Saturday, July 23, 2011
Eric Posner and Adrian Vermeule argue that President Obama should raise the debt ceiling on his own:
PRESIDENT OBAMA should announce that he will raise the debt ceiling unilaterally if he cannot reach a deal with Congress. Constitutionally, he would be on solid ground. Politically, he can’t lose. The public wants a deal. The threat to act unilaterally will only strengthen his bargaining power if Republicans don’t want to be frozen out; if they defy him, the public will throw their support to the president. Either way, Republicans look like the obstructionists and will pay a price.
Where would Mr. Obama get his constitutional authority to raise the debt ceiling?

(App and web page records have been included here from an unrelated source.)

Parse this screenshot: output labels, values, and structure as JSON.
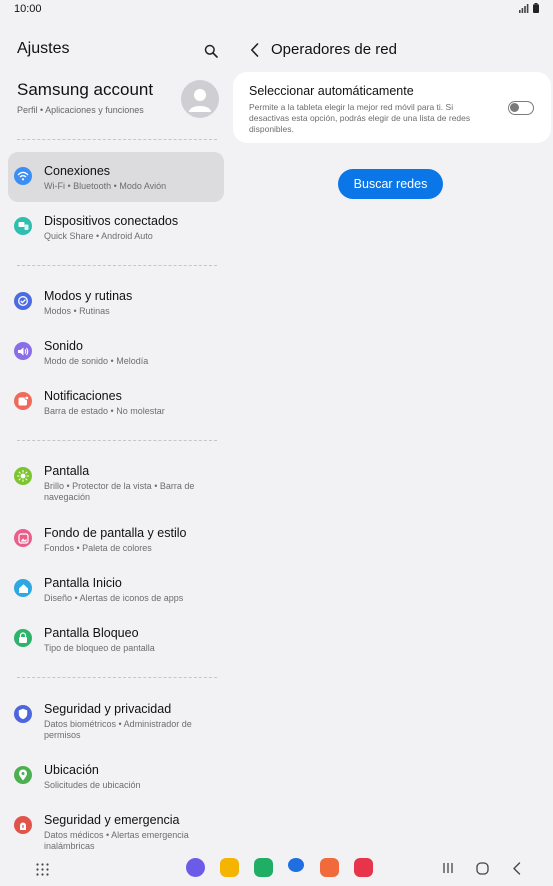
{
  "status_bar": {
    "time": "10:00"
  },
  "left_pane": {
    "title": "Ajustes",
    "account": {
      "name": "Samsung account",
      "sub": "Perfil  •  Aplicaciones y funciones"
    },
    "items": [
      {
        "title": "Conexiones",
        "sub": "Wi-Fi  •  Bluetooth  •  Modo Avión",
        "color": "#3a8ef5"
      },
      {
        "title": "Dispositivos conectados",
        "sub": "Quick Share  •  Android Auto",
        "color": "#2fbfb0"
      },
      {
        "title": "Modos y rutinas",
        "sub": "Modos  •  Rutinas",
        "color": "#4d6be0"
      },
      {
        "title": "Sonido",
        "sub": "Modo de sonido  •  Melodía",
        "color": "#8a6ee8"
      },
      {
        "title": "Notificaciones",
        "sub": "Barra de estado  •  No molestar",
        "color": "#f06a5c"
      },
      {
        "title": "Pantalla",
        "sub": "Brillo  •  Protector de la vista  •  Barra de navegación",
        "color": "#7cc52f"
      },
      {
        "title": "Fondo de pantalla y estilo",
        "sub": "Fondos  •  Paleta de colores",
        "color": "#e8608a"
      },
      {
        "title": "Pantalla Inicio",
        "sub": "Diseño  •  Alertas de iconos de apps",
        "color": "#2fa7e0"
      },
      {
        "title": "Pantalla Bloqueo",
        "sub": "Tipo de bloqueo de pantalla",
        "color": "#2eb36a"
      },
      {
        "title": "Seguridad y privacidad",
        "sub": "Datos biométricos  •  Administrador de permisos",
        "color": "#4d66dd"
      },
      {
        "title": "Ubicación",
        "sub": "Solicitudes de ubicación",
        "color": "#4caf50"
      },
      {
        "title": "Seguridad y emergencia",
        "sub": "Datos médicos  •  Alertas emergencia inalámbricas",
        "color": "#e0544a"
      }
    ]
  },
  "right_pane": {
    "title": "Operadores de red",
    "auto_select": {
      "title": "Seleccionar automáticamente",
      "desc": "Permite a la tableta elegir la mejor red móvil para ti. Si desactivas esta opción, podrás elegir de una lista de redes disponibles.",
      "enabled": false
    },
    "search_button": "Buscar redes"
  },
  "colors": {
    "accent": "#0a76e8",
    "selected_bg": "#dcdcde"
  },
  "dock_apps": [
    {
      "name": "internet-app-icon",
      "color": "#6b5be8"
    },
    {
      "name": "my-files-app-icon",
      "color": "#f5b400"
    },
    {
      "name": "phone-app-icon",
      "color": "#1fae63"
    },
    {
      "name": "messages-app-icon",
      "color": "#1f6fe0"
    },
    {
      "name": "contacts-app-icon",
      "color": "#f06a3c"
    },
    {
      "name": "screen-recorder-app-icon",
      "color": "#e8344a"
    }
  ]
}
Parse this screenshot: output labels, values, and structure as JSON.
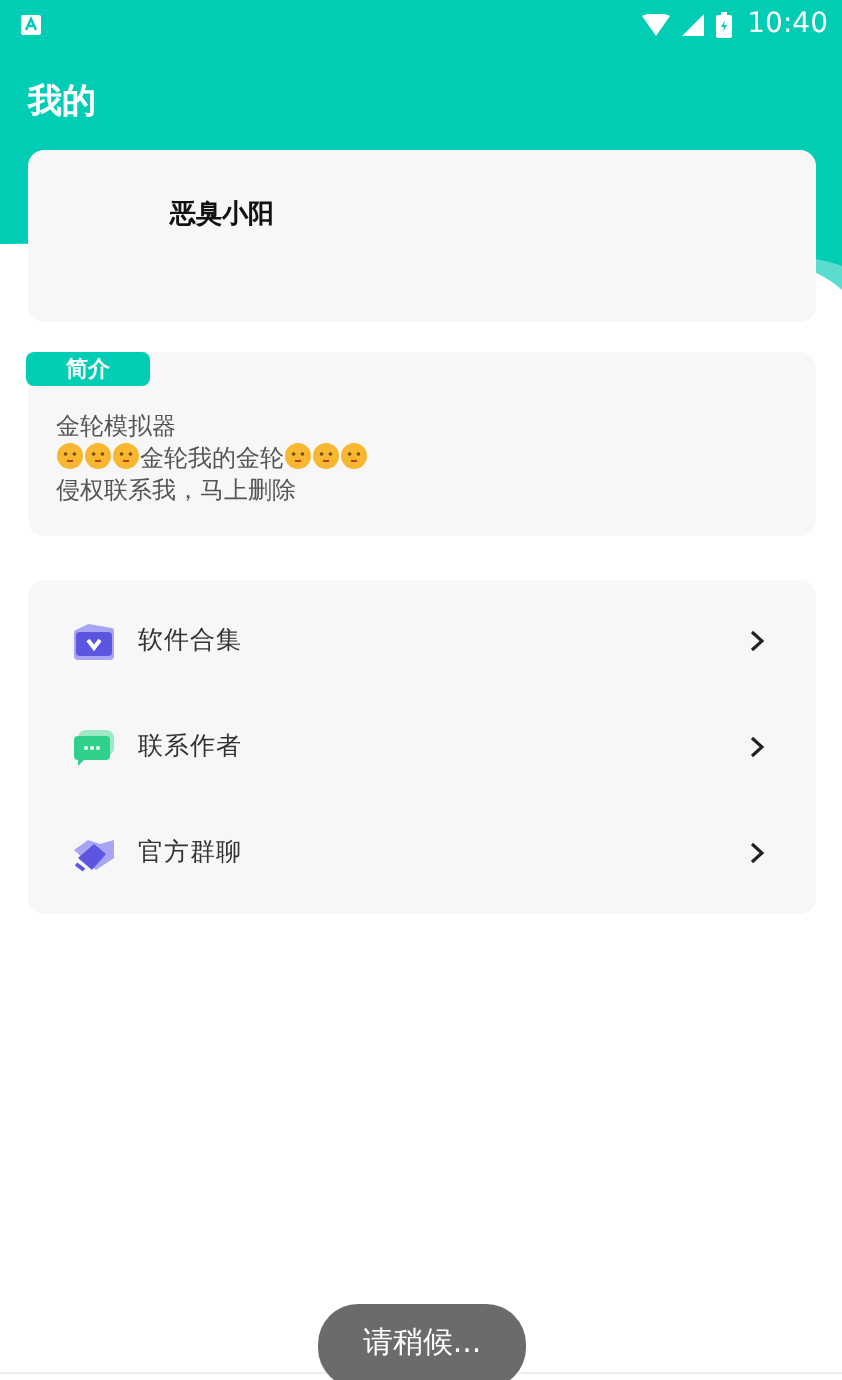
{
  "status_bar": {
    "time": "10:40"
  },
  "header": {
    "title": "我的"
  },
  "profile": {
    "name": "恶臭小阳"
  },
  "intro": {
    "tag": "简介",
    "lines": [
      {
        "parts": [
          {
            "kind": "text",
            "text": "金轮模拟器"
          }
        ]
      },
      {
        "parts": [
          {
            "kind": "emoji"
          },
          {
            "kind": "emoji"
          },
          {
            "kind": "emoji"
          },
          {
            "kind": "text",
            "text": "金轮我的金轮"
          },
          {
            "kind": "emoji"
          },
          {
            "kind": "emoji"
          },
          {
            "kind": "emoji"
          }
        ]
      },
      {
        "parts": [
          {
            "kind": "text",
            "text": "侵权联系我，马上删除"
          }
        ]
      }
    ]
  },
  "menu": [
    {
      "kind": "apps",
      "label": "软件合集"
    },
    {
      "kind": "chat",
      "label": "联系作者"
    },
    {
      "kind": "group",
      "label": "官方群聊"
    }
  ],
  "toast": {
    "text": "请稍候..."
  }
}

Our argument is not based on some obscure provision of the 14th amendment, but on the necessities of state, and on the president’s role as the ultimate guardian of the constitutional order, charged with taking care that the laws be faithfully executed.
I hate to raise the fascism charge, but if it fits, why not? This is not the ridiculously overused and misused fascist charge of the left, but the far more powerful one of the classical liberal. I am sure that Posner and Vermeule would say, "Oh come on! Presidents have take such actions in the past and the country still has its liberties." It is true that Presidents have done this before, but they have helped weaken the country's liberties. Lincoln, Wilson, and Roosevelt made the government bigger and relaxed the restraints on its actions. If Posner and Vermeule's encouragement is taken to heart, one day we might become a fascist, or if you will, neo-fascist country.
I am not sure exactly when these movements toward excessive presidential power first occurred. Certainly, it had happened by the New Deal. Almost certainly not by the end of the 19th Century (except for some excesses from Lincoln). Perhaps Woodrow Wilson and World War I did it. But the country became less free at this time, and the connection with big government is no accident.
The debt ceiling issue requires the parties to negotiate. And it is part of the tradition of liberal democracy that such negotiation is better than imposition, especially by Presidents.
Perhaps Obama would get away with it politically, although perhaps not. I am not as sure as Posner and Vermeule that the country wants an unlimited debt ceiling increase. In any event, if Obama took the action the way that Posner and Vermeule say he should do it, the best response might be for the Republicans to watch him do it. And then with the debt ceiling issue put to the side, to bring impeachment proceedings in the House.
In the end, let me leave you with the words of someone -- Justice Robert Jackson -- who resisted such presidential excessiveness, when Truman seized the steel mills during the Korean War. No doubt, Posner and Vermeule would have approved of Truman's action. But the Supreme Court said no, and the country was not the worse for it.
While I believe that Justice Jackson's concurrence has had too much of an influence on constitutional law, since I don't believe he correctly captures the constitutional allocation of power, his political theory has something to say for it and explains what would be so dangerous if Obama disregarded the law. As Jackson said,
With all its defects, delays and inconveniences, men have discovered no technique for long preserving free government except that the Executive be under the law, and that the law be made by parliamentary deliberations.